WORK REQUIRED:
Write out all the data again, exactly as it stands.

[Web page and app entries]
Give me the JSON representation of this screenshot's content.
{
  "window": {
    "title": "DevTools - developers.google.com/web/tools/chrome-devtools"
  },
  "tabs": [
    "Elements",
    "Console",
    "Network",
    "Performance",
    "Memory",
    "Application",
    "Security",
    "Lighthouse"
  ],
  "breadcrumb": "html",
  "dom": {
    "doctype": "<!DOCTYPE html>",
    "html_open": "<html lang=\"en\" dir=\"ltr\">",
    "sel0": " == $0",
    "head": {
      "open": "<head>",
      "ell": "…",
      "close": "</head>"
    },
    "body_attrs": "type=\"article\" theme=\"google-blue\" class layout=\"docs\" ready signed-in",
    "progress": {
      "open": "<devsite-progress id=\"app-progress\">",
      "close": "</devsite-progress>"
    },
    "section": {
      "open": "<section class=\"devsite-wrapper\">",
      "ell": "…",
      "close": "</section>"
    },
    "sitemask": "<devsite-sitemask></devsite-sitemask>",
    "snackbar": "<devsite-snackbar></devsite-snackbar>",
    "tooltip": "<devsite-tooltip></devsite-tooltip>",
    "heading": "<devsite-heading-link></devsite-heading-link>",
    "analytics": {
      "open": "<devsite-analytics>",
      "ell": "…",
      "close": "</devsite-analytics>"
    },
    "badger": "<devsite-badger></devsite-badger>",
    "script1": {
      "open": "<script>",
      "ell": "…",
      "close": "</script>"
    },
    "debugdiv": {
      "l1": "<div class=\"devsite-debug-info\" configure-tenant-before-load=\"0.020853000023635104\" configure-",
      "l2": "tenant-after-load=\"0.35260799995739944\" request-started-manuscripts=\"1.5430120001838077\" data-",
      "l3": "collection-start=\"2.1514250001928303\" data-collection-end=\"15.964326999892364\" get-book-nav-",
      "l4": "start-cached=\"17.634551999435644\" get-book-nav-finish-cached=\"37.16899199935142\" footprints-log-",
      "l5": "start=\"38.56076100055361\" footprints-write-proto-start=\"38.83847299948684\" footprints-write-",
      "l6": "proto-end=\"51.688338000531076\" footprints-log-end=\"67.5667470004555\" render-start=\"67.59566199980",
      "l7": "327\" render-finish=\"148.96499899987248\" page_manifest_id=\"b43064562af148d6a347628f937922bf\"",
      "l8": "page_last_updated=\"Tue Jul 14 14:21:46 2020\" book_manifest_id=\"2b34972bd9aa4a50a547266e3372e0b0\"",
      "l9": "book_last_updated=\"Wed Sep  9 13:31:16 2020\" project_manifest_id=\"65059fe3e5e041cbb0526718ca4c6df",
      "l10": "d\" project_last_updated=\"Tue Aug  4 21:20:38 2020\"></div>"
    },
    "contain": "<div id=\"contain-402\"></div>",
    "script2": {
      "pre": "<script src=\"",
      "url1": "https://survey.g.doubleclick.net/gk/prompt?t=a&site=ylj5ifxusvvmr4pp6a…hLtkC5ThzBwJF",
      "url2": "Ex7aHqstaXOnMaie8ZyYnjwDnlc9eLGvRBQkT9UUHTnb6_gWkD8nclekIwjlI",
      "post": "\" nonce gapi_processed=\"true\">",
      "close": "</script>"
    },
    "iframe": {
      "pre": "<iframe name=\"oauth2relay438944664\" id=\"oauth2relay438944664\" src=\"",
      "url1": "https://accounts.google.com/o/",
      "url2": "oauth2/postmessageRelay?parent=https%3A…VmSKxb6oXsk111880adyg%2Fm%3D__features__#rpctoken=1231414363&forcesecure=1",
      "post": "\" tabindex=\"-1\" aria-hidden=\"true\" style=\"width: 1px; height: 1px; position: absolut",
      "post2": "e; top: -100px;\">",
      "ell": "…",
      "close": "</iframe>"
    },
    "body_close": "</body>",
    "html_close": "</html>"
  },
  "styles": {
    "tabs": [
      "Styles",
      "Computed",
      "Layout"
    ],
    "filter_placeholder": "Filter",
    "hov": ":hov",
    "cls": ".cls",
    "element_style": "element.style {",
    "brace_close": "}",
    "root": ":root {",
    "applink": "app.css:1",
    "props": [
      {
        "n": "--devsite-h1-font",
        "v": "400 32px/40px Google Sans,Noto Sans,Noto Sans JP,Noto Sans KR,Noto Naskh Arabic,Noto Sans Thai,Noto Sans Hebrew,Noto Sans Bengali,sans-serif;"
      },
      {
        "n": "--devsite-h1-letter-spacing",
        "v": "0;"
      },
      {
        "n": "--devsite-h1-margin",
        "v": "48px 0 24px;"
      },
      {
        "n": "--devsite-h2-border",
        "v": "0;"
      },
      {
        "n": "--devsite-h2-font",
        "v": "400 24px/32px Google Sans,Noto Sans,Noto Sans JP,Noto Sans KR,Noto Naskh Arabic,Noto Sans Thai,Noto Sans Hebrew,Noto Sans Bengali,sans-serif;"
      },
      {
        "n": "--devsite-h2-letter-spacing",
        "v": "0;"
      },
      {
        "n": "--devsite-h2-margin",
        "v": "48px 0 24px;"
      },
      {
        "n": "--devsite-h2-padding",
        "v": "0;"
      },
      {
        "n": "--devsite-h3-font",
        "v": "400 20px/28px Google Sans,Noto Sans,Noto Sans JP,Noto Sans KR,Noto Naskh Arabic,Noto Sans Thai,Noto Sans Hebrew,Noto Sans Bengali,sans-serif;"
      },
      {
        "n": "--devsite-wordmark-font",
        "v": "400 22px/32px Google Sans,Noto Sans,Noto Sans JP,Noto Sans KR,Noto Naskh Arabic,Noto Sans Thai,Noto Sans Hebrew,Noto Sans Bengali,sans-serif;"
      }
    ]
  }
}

REPLY:
Give me the JSON representation of this screenshot's content.
{
  "window": {
    "title": "DevTools - developers.google.com/web/tools/chrome-devtools"
  },
  "tabs": [
    "Elements",
    "Console",
    "Network",
    "Performance",
    "Memory",
    "Application",
    "Security",
    "Lighthouse"
  ],
  "breadcrumb": "html",
  "dom": {
    "doctype": "<!DOCTYPE html>",
    "html_open": "<html lang=\"en\" dir=\"ltr\">",
    "sel0": " == $0",
    "head": {
      "open": "<head>",
      "ell": "…",
      "close": "</head>"
    },
    "body_attrs": "type=\"article\" theme=\"google-blue\" class layout=\"docs\" ready signed-in",
    "progress": {
      "open": "<devsite-progress id=\"app-progress\">",
      "close": "</devsite-progress>"
    },
    "section": {
      "open": "<section class=\"devsite-wrapper\">",
      "ell": "…",
      "close": "</section>"
    },
    "sitemask": "<devsite-sitemask></devsite-sitemask>",
    "snackbar": "<devsite-snackbar></devsite-snackbar>",
    "tooltip": "<devsite-tooltip></devsite-tooltip>",
    "heading": "<devsite-heading-link></devsite-heading-link>",
    "analytics": {
      "open": "<devsite-analytics>",
      "ell": "…",
      "close": "</devsite-analytics>"
    },
    "badger": "<devsite-badger></devsite-badger>",
    "script1": {
      "open": "<script>",
      "ell": "…",
      "close": "</script>"
    },
    "debugdiv": {
      "l1": "<div class=\"devsite-debug-info\" configure-tenant-before-load=\"0.020853000023635104\" configure-",
      "l2": "tenant-after-load=\"0.35260799995739944\" request-started-manuscripts=\"1.5430120001838077\" data-",
      "l3": "collection-start=\"2.1514250001928303\" data-collection-end=\"15.964326999892364\" get-book-nav-",
      "l4": "start-cached=\"17.634551999435644\" get-book-nav-finish-cached=\"37.16899199935142\" footprints-log-",
      "l5": "start=\"38.56076100055361\" footprints-write-proto-start=\"38.83847299948684\" footprints-write-",
      "l6": "proto-end=\"51.688338000531076\" footprints-log-end=\"67.5667470004555\" render-start=\"67.59566199980",
      "l7": "327\" render-finish=\"148.96499899987248\" page_manifest_id=\"b43064562af148d6a347628f937922bf\"",
      "l8": "page_last_updated=\"Tue Jul 14 14:21:46 2020\" book_manifest_id=\"2b34972bd9aa4a50a547266e3372e0b0\"",
      "l9": "book_last_updated=\"Wed Sep  9 13:31:16 2020\" project_manifest_id=\"65059fe3e5e041cbb0526718ca4c6df",
      "l10": "d\" project_last_updated=\"Tue Aug  4 21:20:38 2020\"></div>"
    },
    "contain": "<div id=\"contain-402\"></div>",
    "script2": {
      "pre": "<script src=\"",
      "url1": "https://survey.g.doubleclick.net/gk/prompt?t=a&site=ylj5ifxusvvmr4pp6a…hLtkC5ThzBwJF",
      "url2": "Ex7aHqstaXOnMaie8ZyYnjwDnlc9eLGvRBQkT9UUHTnb6_gWkD8nclekIwjlI",
      "post": "\" nonce gapi_processed=\"true\">",
      "close": "</script>"
    },
    "iframe": {
      "pre": "<iframe name=\"oauth2relay438944664\" id=\"oauth2relay438944664\" src=\"",
      "url1": "https://accounts.google.com/o/",
      "url2": "oauth2/postmessageRelay?parent=https%3A…VmSKxb6oXsk111880adyg%2Fm%3D__features__#rpctoken=1231414363&forcesecure=1",
      "post": "\" tabindex=\"-1\" aria-hidden=\"true\" style=\"width: 1px; height: 1px; position: absolut",
      "post2": "e; top: -100px;\">",
      "ell": "…",
      "close": "</iframe>"
    },
    "body_close": "</body>",
    "html_close": "</html>"
  },
  "styles": {
    "tabs": [
      "Styles",
      "Computed",
      "Layout"
    ],
    "filter_placeholder": "Filter",
    "hov": ":hov",
    "cls": ".cls",
    "element_style": "element.style {",
    "brace_close": "}",
    "root": ":root {",
    "applink": "app.css:1",
    "props": [
      {
        "n": "--devsite-h1-font",
        "v": "400 32px/40px Google Sans,Noto Sans,Noto Sans JP,Noto Sans KR,Noto Naskh Arabic,Noto Sans Thai,Noto Sans Hebrew,Noto Sans Bengali,sans-serif;"
      },
      {
        "n": "--devsite-h1-letter-spacing",
        "v": "0;"
      },
      {
        "n": "--devsite-h1-margin",
        "v": "48px 0 24px;"
      },
      {
        "n": "--devsite-h2-border",
        "v": "0;"
      },
      {
        "n": "--devsite-h2-font",
        "v": "400 24px/32px Google Sans,Noto Sans,Noto Sans JP,Noto Sans KR,Noto Naskh Arabic,Noto Sans Thai,Noto Sans Hebrew,Noto Sans Bengali,sans-serif;"
      },
      {
        "n": "--devsite-h2-letter-spacing",
        "v": "0;"
      },
      {
        "n": "--devsite-h2-margin",
        "v": "48px 0 24px;"
      },
      {
        "n": "--devsite-h2-padding",
        "v": "0;"
      },
      {
        "n": "--devsite-h3-font",
        "v": "400 20px/28px Google Sans,Noto Sans,Noto Sans JP,Noto Sans KR,Noto Naskh Arabic,Noto Sans Thai,Noto Sans Hebrew,Noto Sans Bengali,sans-serif;"
      },
      {
        "n": "--devsite-wordmark-font",
        "v": "400 22px/32px Google Sans,Noto Sans,Noto Sans JP,Noto Sans KR,Noto Naskh Arabic,Noto Sans Thai,Noto Sans Hebrew,Noto Sans Bengali,sans-serif;"
      }
    ]
  }
}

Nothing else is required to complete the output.